The recommended way of applying the MPL license to your source code is to include Exhibit A in the headers of your source files. However, because it is not always a good solution (some languages do not allow comments for instance), the MPL license contains the following advice:
If it is not possible or desirable to put the notice in a particular file, then You may include the notice in a location (such as a LICENSE file in a relevant directory) where a recipient would be likely to look for such a notice.
So if your prefer, you do not need to add a header to every source file. You could instead add a LICENSE file in your src/ directory if all source code is located there. You would start the LICENSE file with Exhibit A, possibly a statement of your copyright ownership, then the text of the license itself. You could also put the exhibit in your README instead.
You are right that Exhibit A is part of the text of the license itself:
1.4. “Covered Software”
means Source Code Form to which the initial Contributor has attached the notice in Exhibit A, the Executable Form of such Source Code Form, and Modifications of such Source Code Form, in each case including portions thereof.
What do you risk by not putting the exhibit in every source file or using a different license notice?
Legally you are not at risk, even if you license your software improperly, because your are the owner but:
Many uninformed developers tend to confound unlicensed source code (published on Github for instance) with public domain source code. These developers will typically reuse your code without respecting the terms of the license unless you make it very explicit.

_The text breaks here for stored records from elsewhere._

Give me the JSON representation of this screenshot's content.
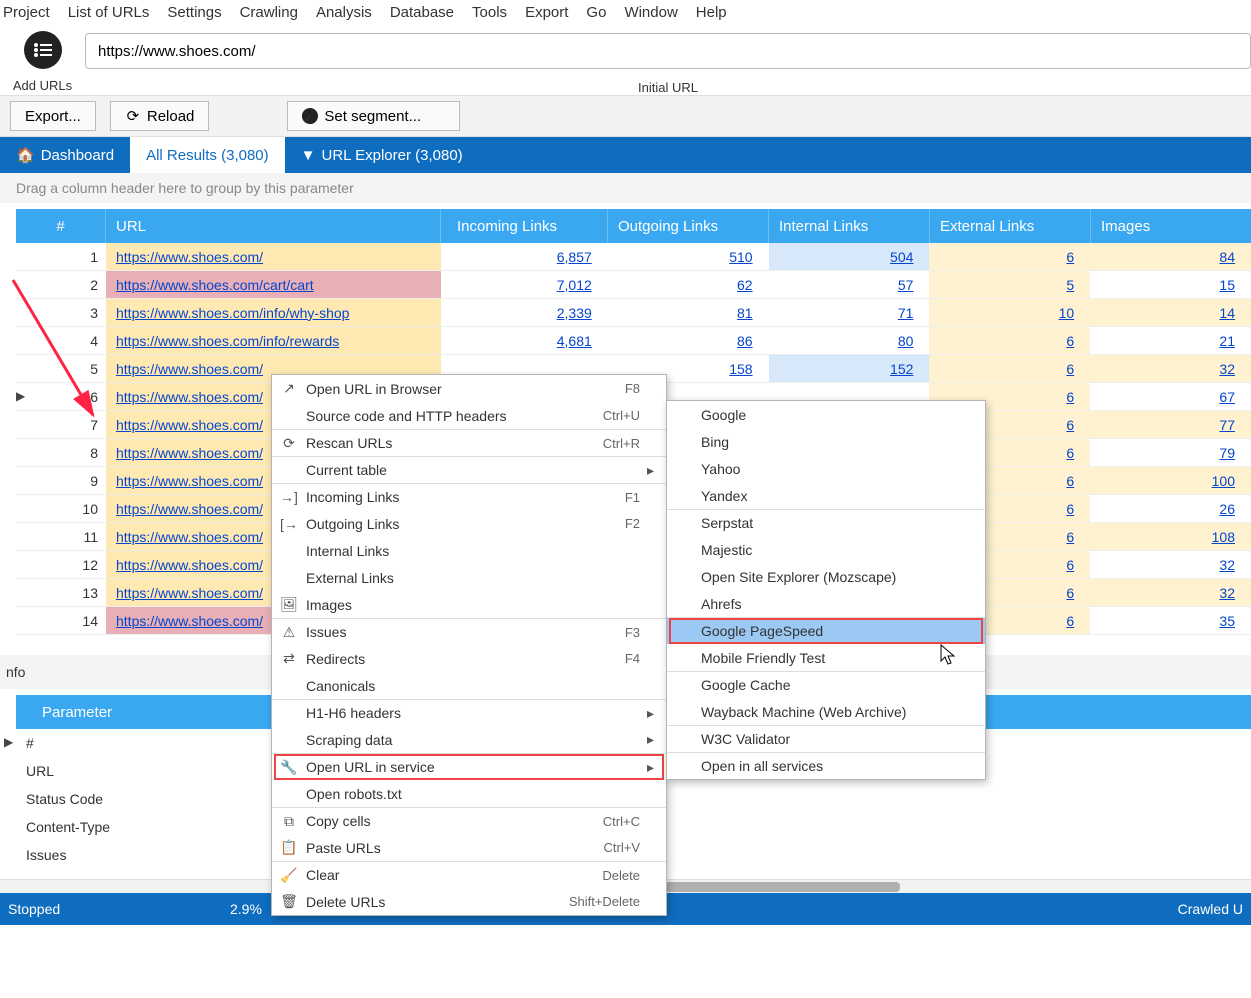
{
  "menubar": [
    "Project",
    "List of URLs",
    "Settings",
    "Crawling",
    "Analysis",
    "Database",
    "Tools",
    "Export",
    "Go",
    "Window",
    "Help"
  ],
  "url_input_value": "https://www.shoes.com/",
  "add_urls_label": "Add URLs",
  "initial_url_label": "Initial URL",
  "toolbar": {
    "export": "Export...",
    "reload": "Reload",
    "segment": "Set segment..."
  },
  "tabs": {
    "dashboard": "Dashboard",
    "all_results": "All Results (3,080)",
    "url_explorer": "URL Explorer  (3,080)"
  },
  "group_hint": "Drag a column header here to group by this parameter",
  "columns": {
    "num": "#",
    "url": "URL",
    "inc": "Incoming Links",
    "out": "Outgoing Links",
    "int": "Internal Links",
    "ext": "External Links",
    "img": "Images"
  },
  "rows": [
    {
      "n": 1,
      "url": "https://www.shoes.com/",
      "inc": "6,857",
      "out": "510",
      "int": "504",
      "ext": "6",
      "img": "84",
      "urlbg": "bg-ecru",
      "intbg": "bg-lightblue",
      "extbg": "bg-ecru-lt",
      "imgbg": "bg-ecru-lt"
    },
    {
      "n": 2,
      "url": "https://www.shoes.com/cart/cart",
      "inc": "7,012",
      "out": "62",
      "int": "57",
      "ext": "5",
      "img": "15",
      "urlbg": "bg-pink",
      "intbg": "bg-white",
      "extbg": "bg-ecru-lt",
      "imgbg": "bg-white"
    },
    {
      "n": 3,
      "url": "https://www.shoes.com/info/why-shop",
      "inc": "2,339",
      "out": "81",
      "int": "71",
      "ext": "10",
      "img": "14",
      "urlbg": "bg-ecru",
      "intbg": "bg-white",
      "extbg": "bg-ecru-lt",
      "imgbg": "bg-ecru-lt"
    },
    {
      "n": 4,
      "url": "https://www.shoes.com/info/rewards",
      "inc": "4,681",
      "out": "86",
      "int": "80",
      "ext": "6",
      "img": "21",
      "urlbg": "bg-ecru",
      "intbg": "bg-white",
      "extbg": "bg-ecru-lt",
      "imgbg": "bg-white"
    },
    {
      "n": 5,
      "url": "https://www.shoes.com/",
      "inc": "",
      "out": "158",
      "int": "152",
      "ext": "6",
      "img": "32",
      "urlbg": "bg-ecru",
      "intbg": "bg-lightblue",
      "extbg": "bg-ecru-lt",
      "imgbg": "bg-ecru-lt"
    },
    {
      "n": 6,
      "url": "https://www.shoes.com/",
      "inc": "",
      "out": "",
      "int": "",
      "ext": "6",
      "img": "67",
      "urlbg": "bg-ecru",
      "intbg": "",
      "extbg": "bg-ecru-lt",
      "imgbg": "bg-white"
    },
    {
      "n": 7,
      "url": "https://www.shoes.com/",
      "inc": "",
      "out": "",
      "int": "",
      "ext": "6",
      "img": "77",
      "urlbg": "bg-ecru",
      "intbg": "",
      "extbg": "bg-ecru-lt",
      "imgbg": "bg-ecru-lt"
    },
    {
      "n": 8,
      "url": "https://www.shoes.com/",
      "inc": "",
      "out": "",
      "int": "",
      "ext": "6",
      "img": "79",
      "urlbg": "bg-ecru",
      "intbg": "",
      "extbg": "bg-ecru-lt",
      "imgbg": "bg-white"
    },
    {
      "n": 9,
      "url": "https://www.shoes.com/",
      "inc": "",
      "out": "",
      "int": "",
      "ext": "6",
      "img": "100",
      "urlbg": "bg-ecru",
      "intbg": "",
      "extbg": "bg-ecru-lt",
      "imgbg": "bg-ecru-lt"
    },
    {
      "n": 10,
      "url": "https://www.shoes.com/",
      "inc": "",
      "out": "",
      "int": "",
      "ext": "6",
      "img": "26",
      "urlbg": "bg-ecru",
      "intbg": "",
      "extbg": "bg-ecru-lt",
      "imgbg": "bg-white"
    },
    {
      "n": 11,
      "url": "https://www.shoes.com/",
      "inc": "",
      "out": "",
      "int": "",
      "ext": "6",
      "img": "108",
      "urlbg": "bg-ecru",
      "intbg": "",
      "extbg": "bg-ecru-lt",
      "imgbg": "bg-ecru-lt"
    },
    {
      "n": 12,
      "url": "https://www.shoes.com/",
      "inc": "",
      "out": "",
      "int": "",
      "ext": "6",
      "img": "32",
      "urlbg": "bg-ecru",
      "intbg": "",
      "extbg": "bg-ecru-lt",
      "imgbg": "bg-white"
    },
    {
      "n": 13,
      "url": "https://www.shoes.com/",
      "inc": "",
      "out": "",
      "int": "",
      "ext": "6",
      "img": "32",
      "urlbg": "bg-ecru",
      "intbg": "",
      "extbg": "bg-ecru-lt",
      "imgbg": "bg-ecru-lt"
    },
    {
      "n": 14,
      "url": "https://www.shoes.com/",
      "inc": "",
      "out": "",
      "int": "",
      "ext": "6",
      "img": "35",
      "urlbg": "bg-pink",
      "intbg": "",
      "extbg": "bg-ecru-lt",
      "imgbg": "bg-white"
    }
  ],
  "info_title": "nfo",
  "info_header": "Parameter",
  "info_rows": [
    "#",
    "URL",
    "Status Code",
    "Content-Type",
    "Issues"
  ],
  "status": {
    "left": "Stopped",
    "pct": "2.9%",
    "right": "Crawled U"
  },
  "ctx_main": [
    {
      "ico": "↗",
      "label": "Open URL in Browser",
      "key": "F8"
    },
    {
      "ico": "</>",
      "label": "Source code and HTTP headers",
      "key": "Ctrl+U"
    },
    {
      "ico": "⟳",
      "label": "Rescan URLs",
      "key": "Ctrl+R",
      "sep": true
    },
    {
      "ico": "",
      "label": "Current table",
      "sub": true,
      "sep": true
    },
    {
      "ico": "→]",
      "label": "Incoming Links",
      "key": "F1",
      "sep": true
    },
    {
      "ico": "[→",
      "label": "Outgoing Links",
      "key": "F2"
    },
    {
      "ico": "",
      "label": "Internal Links"
    },
    {
      "ico": "",
      "label": "External Links"
    },
    {
      "ico": "🖼",
      "label": "Images"
    },
    {
      "ico": "⚠",
      "label": "Issues",
      "key": "F3",
      "sep": true
    },
    {
      "ico": "⇄",
      "label": "Redirects",
      "key": "F4"
    },
    {
      "ico": "",
      "label": "Canonicals"
    },
    {
      "ico": "",
      "label": "H1-H6 headers",
      "sub": true,
      "sep": true
    },
    {
      "ico": "",
      "label": "Scraping data",
      "sub": true
    },
    {
      "ico": "🔧",
      "label": "Open URL in service",
      "sub": true,
      "boxed": true,
      "sep": true
    },
    {
      "ico": "",
      "label": "Open robots.txt"
    },
    {
      "ico": "⧉",
      "label": "Copy cells",
      "key": "Ctrl+C",
      "sep": true
    },
    {
      "ico": "📋",
      "label": "Paste URLs",
      "key": "Ctrl+V"
    },
    {
      "ico": "🧹",
      "label": "Clear",
      "key": "Delete",
      "sep": true
    },
    {
      "ico": "🗑",
      "label": "Delete URLs",
      "key": "Shift+Delete"
    }
  ],
  "ctx_sub": [
    {
      "label": "Google"
    },
    {
      "label": "Bing"
    },
    {
      "label": "Yahoo"
    },
    {
      "label": "Yandex"
    },
    {
      "label": "Serpstat",
      "sep": true
    },
    {
      "label": "Majestic"
    },
    {
      "label": "Open Site Explorer (Mozscape)"
    },
    {
      "label": "Ahrefs"
    },
    {
      "label": "Google PageSpeed",
      "hl": true,
      "sep": true
    },
    {
      "label": "Mobile Friendly Test"
    },
    {
      "label": "Google Cache",
      "sep": true
    },
    {
      "label": "Wayback Machine (Web Archive)"
    },
    {
      "label": "W3C Validator",
      "sep": true
    },
    {
      "label": "Open in all services",
      "sep": true
    }
  ]
}
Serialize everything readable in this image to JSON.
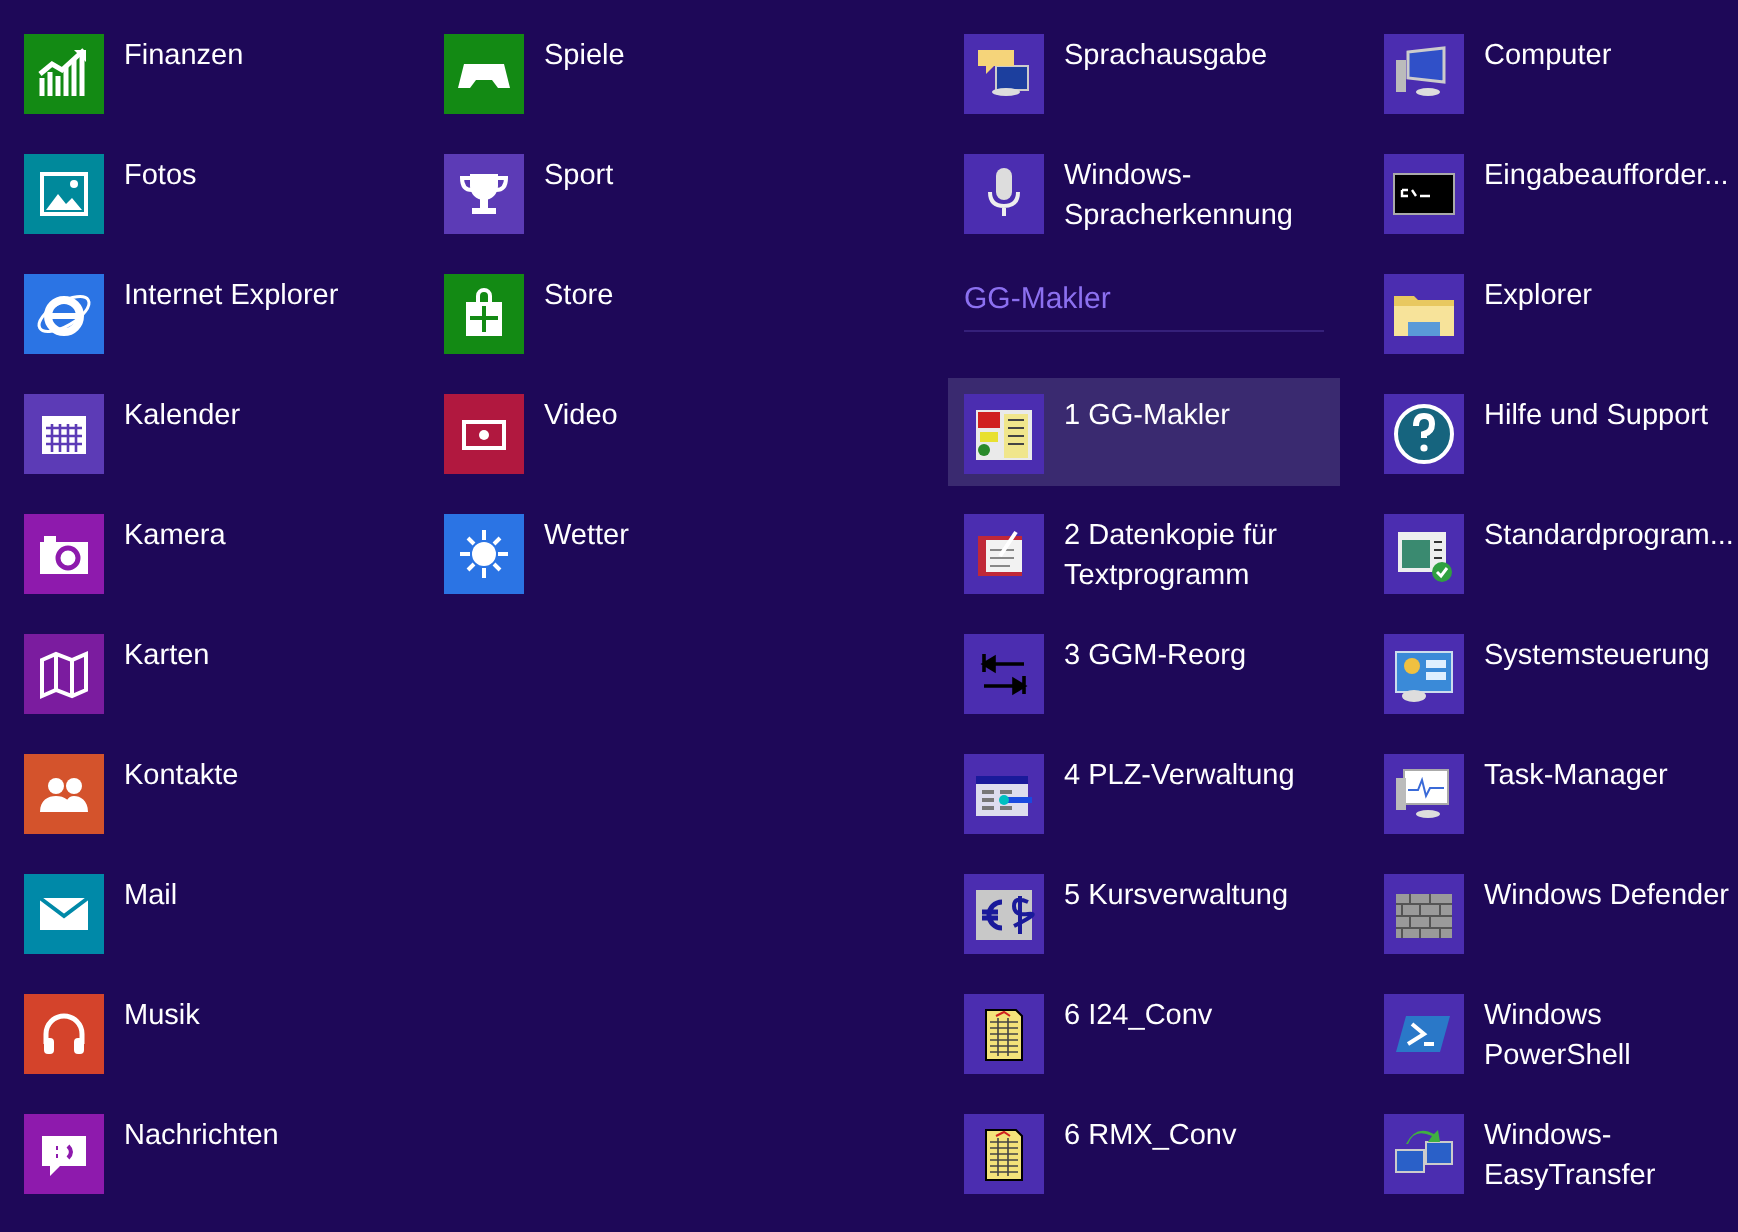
{
  "columns": [
    {
      "items": [
        {
          "kind": "app",
          "label": "Finanzen",
          "color": "#138a14",
          "selected": false
        },
        {
          "kind": "app",
          "label": "Fotos",
          "color": "#00899b",
          "selected": false
        },
        {
          "kind": "app",
          "label": "Internet Explorer",
          "color": "#2b74e4",
          "selected": false
        },
        {
          "kind": "app",
          "label": "Kalender",
          "color": "#5c3bb6",
          "selected": false
        },
        {
          "kind": "app",
          "label": "Kamera",
          "color": "#8e1aad",
          "selected": false
        },
        {
          "kind": "app",
          "label": "Karten",
          "color": "#7b1c9f",
          "selected": false
        },
        {
          "kind": "app",
          "label": "Kontakte",
          "color": "#d4532c",
          "selected": false
        },
        {
          "kind": "app",
          "label": "Mail",
          "color": "#0089a8",
          "selected": false
        },
        {
          "kind": "app",
          "label": "Musik",
          "color": "#d4432b",
          "selected": false
        },
        {
          "kind": "app",
          "label": "Nachrichten",
          "color": "#8e1aad",
          "selected": false
        }
      ]
    },
    {
      "items": [
        {
          "kind": "app",
          "label": "Spiele",
          "color": "#138a14",
          "selected": false
        },
        {
          "kind": "app",
          "label": "Sport",
          "color": "#5c3bb6",
          "selected": false
        },
        {
          "kind": "app",
          "label": "Store",
          "color": "#138a14",
          "selected": false
        },
        {
          "kind": "app",
          "label": "Video",
          "color": "#b1183f",
          "selected": false
        },
        {
          "kind": "app",
          "label": "Wetter",
          "color": "#2b74e4",
          "selected": false
        }
      ]
    },
    {
      "items": [
        {
          "kind": "app",
          "label": "Sprachausgabe",
          "color": "#4b2db0",
          "selected": false
        },
        {
          "kind": "app",
          "label": "Windows-\nSpracherkennung",
          "color": "#4b2db0",
          "selected": false
        },
        {
          "kind": "header",
          "label": "GG-Makler"
        },
        {
          "kind": "app",
          "label": "1 GG-Makler",
          "color": "#4b2db0",
          "selected": true
        },
        {
          "kind": "app",
          "label": "2 Datenkopie für\nTextprogramm",
          "color": "#4b2db0",
          "selected": false
        },
        {
          "kind": "app",
          "label": "3 GGM-Reorg",
          "color": "#4b2db0",
          "selected": false
        },
        {
          "kind": "app",
          "label": "4 PLZ-Verwaltung",
          "color": "#4b2db0",
          "selected": false
        },
        {
          "kind": "app",
          "label": "5 Kursverwaltung",
          "color": "#4b2db0",
          "selected": false
        },
        {
          "kind": "app",
          "label": "6 I24_Conv",
          "color": "#4b2db0",
          "selected": false
        },
        {
          "kind": "app",
          "label": "6 RMX_Conv",
          "color": "#4b2db0",
          "selected": false
        }
      ]
    },
    {
      "items": [
        {
          "kind": "app",
          "label": "Computer",
          "color": "#4b2db0",
          "selected": false
        },
        {
          "kind": "app",
          "label": "Eingabeaufforder...",
          "color": "#4b2db0",
          "selected": false
        },
        {
          "kind": "app",
          "label": "Explorer",
          "color": "#4b2db0",
          "selected": false
        },
        {
          "kind": "app",
          "label": "Hilfe und Support",
          "color": "#4b2db0",
          "selected": false
        },
        {
          "kind": "app",
          "label": "Standardprogram...",
          "color": "#4b2db0",
          "selected": false
        },
        {
          "kind": "app",
          "label": "Systemsteuerung",
          "color": "#4b2db0",
          "selected": false
        },
        {
          "kind": "app",
          "label": "Task-Manager",
          "color": "#4b2db0",
          "selected": false
        },
        {
          "kind": "app",
          "label": "Windows Defender",
          "color": "#4b2db0",
          "selected": false
        },
        {
          "kind": "app",
          "label": "Windows\nPowerShell",
          "color": "#4b2db0",
          "selected": false
        },
        {
          "kind": "app",
          "label": "Windows-\nEasyTransfer",
          "color": "#4b2db0",
          "selected": false
        }
      ]
    }
  ]
}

Corporate developers will typically shy away from reusing code if their lawyers do not think that the applicable license is clear enough. If that happens, they are most likely to contact you, asking that you change the wording a little so that they can reuse your code. If they ask you to add a header in a particular file, it will be up to you to do so or not.
Creative Commons license
You will remark that notices that a work is published under CC-BY-SA can vary greatly from one source to another but they will generally include a canonical link for the license: https://creativecommons.org/licenses/by-sa/4.0/.
The text of the license does not restrict you in any way on how to apply the license to your work:
Licensed Material means the artistic or literary work, database, or other material to which the Licensor applied this Public License.
You should just use a clear statement and include it somewhere where people are likely to look for it (a README, LICENSE or About page). Example of such statement:
The non source code content of this application is licensed under a Creative Commons Attribution-ShareAlike 4.0 International License.
Example of such a double notice
Here is an example of a project distinguishing between source code and non source code (granted they use MIT, not MPL 2.0): https://github.com/github/choosealicense.com/blob/gh-pages/README.md#license
The content of this project itself is licensed under the Creative Commons Attribution 3.0 license, and the underlying source code used to format and display that content is licensed under the MIT license.